[[ Extracted data open ]]

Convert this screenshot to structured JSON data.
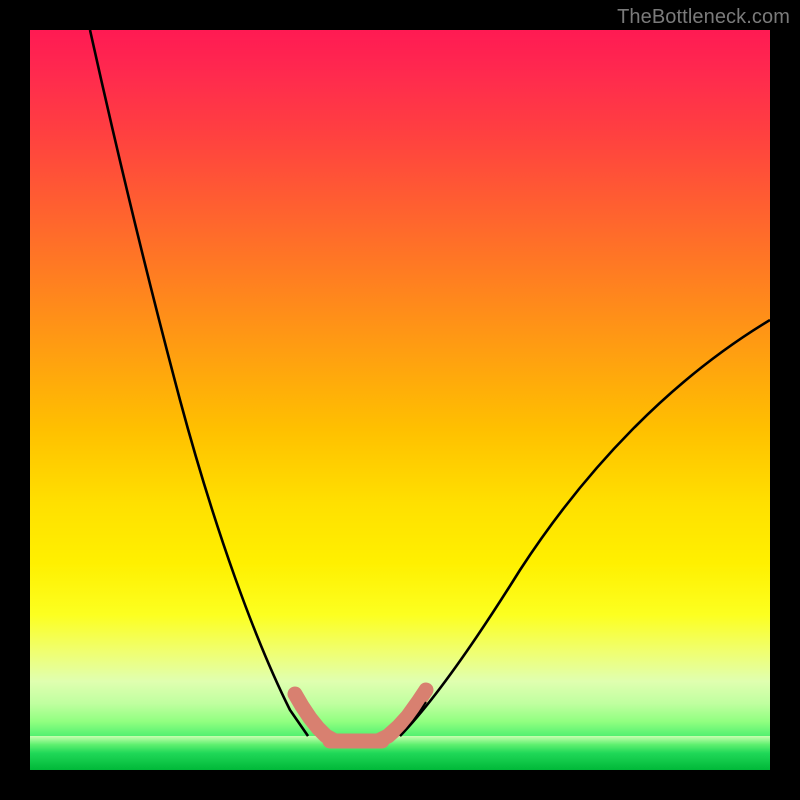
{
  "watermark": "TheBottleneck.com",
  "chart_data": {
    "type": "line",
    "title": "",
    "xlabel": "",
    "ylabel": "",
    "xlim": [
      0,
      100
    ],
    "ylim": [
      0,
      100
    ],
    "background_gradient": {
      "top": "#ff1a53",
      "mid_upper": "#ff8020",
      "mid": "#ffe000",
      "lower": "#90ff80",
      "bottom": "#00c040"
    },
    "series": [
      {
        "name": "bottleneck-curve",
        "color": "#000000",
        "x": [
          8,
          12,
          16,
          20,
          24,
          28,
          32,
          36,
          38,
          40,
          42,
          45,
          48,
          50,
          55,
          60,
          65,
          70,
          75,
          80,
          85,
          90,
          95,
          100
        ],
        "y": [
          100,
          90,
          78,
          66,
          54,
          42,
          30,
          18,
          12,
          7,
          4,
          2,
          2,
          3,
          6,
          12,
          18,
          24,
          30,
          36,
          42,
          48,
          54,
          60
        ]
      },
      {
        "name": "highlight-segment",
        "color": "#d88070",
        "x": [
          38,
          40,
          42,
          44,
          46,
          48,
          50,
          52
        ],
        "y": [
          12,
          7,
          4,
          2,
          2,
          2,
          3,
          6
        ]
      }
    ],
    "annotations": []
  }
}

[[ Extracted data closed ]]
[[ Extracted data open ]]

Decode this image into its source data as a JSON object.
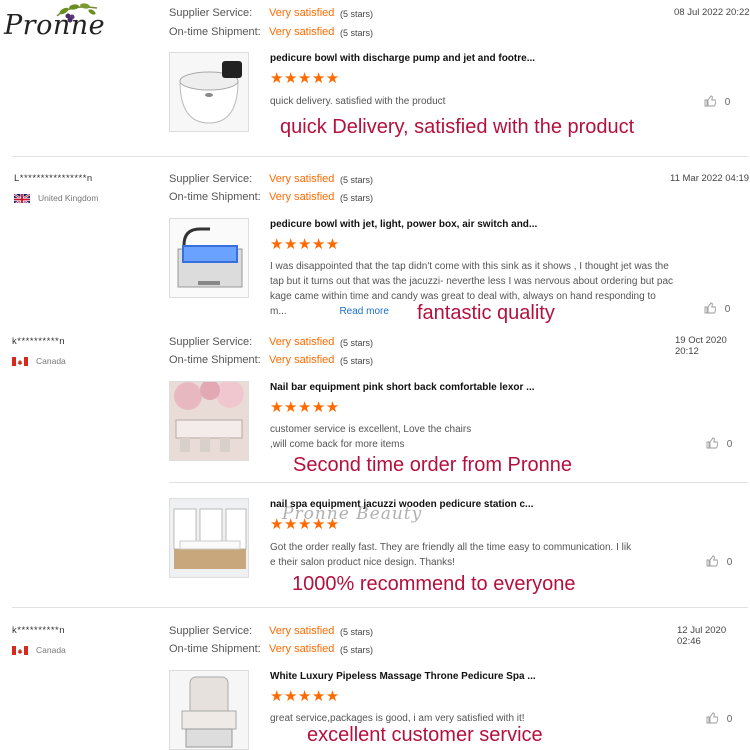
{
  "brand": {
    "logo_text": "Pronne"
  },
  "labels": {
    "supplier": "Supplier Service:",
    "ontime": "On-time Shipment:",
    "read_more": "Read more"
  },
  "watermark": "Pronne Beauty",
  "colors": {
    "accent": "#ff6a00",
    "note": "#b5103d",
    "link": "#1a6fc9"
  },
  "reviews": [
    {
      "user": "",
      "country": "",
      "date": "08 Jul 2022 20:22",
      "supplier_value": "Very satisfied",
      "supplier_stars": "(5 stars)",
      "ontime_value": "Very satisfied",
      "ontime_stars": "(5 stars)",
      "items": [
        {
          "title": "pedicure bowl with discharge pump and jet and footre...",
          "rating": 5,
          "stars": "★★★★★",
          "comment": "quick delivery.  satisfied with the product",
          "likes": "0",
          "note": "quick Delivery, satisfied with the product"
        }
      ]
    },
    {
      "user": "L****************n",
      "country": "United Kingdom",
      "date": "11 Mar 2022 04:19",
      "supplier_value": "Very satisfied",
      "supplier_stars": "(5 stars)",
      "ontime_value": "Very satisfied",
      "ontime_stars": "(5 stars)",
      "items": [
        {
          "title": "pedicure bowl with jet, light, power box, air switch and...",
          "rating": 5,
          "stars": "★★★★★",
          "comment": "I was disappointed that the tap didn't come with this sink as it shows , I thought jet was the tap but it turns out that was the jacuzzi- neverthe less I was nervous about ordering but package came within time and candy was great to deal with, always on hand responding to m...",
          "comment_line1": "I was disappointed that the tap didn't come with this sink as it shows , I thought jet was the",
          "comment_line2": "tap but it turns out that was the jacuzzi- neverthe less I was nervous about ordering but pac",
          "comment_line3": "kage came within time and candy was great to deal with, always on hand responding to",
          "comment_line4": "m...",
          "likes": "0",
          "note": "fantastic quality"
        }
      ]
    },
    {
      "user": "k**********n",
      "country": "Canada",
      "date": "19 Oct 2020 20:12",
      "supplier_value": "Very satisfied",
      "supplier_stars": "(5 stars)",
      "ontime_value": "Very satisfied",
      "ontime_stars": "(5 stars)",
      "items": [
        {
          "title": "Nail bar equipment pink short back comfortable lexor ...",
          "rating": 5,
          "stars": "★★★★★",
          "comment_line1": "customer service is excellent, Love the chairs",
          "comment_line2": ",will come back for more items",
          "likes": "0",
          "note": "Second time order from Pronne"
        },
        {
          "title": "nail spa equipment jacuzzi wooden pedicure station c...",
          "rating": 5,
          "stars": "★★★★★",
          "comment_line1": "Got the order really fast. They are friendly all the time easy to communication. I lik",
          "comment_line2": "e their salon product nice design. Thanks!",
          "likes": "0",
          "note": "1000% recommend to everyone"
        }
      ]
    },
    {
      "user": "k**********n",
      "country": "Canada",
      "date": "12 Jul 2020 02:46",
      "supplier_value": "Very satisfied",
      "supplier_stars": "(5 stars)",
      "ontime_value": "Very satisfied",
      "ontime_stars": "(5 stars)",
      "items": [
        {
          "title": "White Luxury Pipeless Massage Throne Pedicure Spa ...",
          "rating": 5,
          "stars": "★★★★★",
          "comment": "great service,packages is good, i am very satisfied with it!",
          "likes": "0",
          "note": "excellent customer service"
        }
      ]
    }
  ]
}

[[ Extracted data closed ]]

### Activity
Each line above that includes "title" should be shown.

### Output of the exercise
    "title": "",
          "title": "pedicure bowl with discharge pump and jet and footre...",
          "title": "pedicure bowl with jet, light, power box, air switch and...",
          "title": "Nail bar equipment pink short back comfortable lexor ...",
          "title": "nail spa equipment jacuzzi wooden pedicure station c...",
          "title": "White Luxury Pipeless Massage Throne Pedicure Spa ...",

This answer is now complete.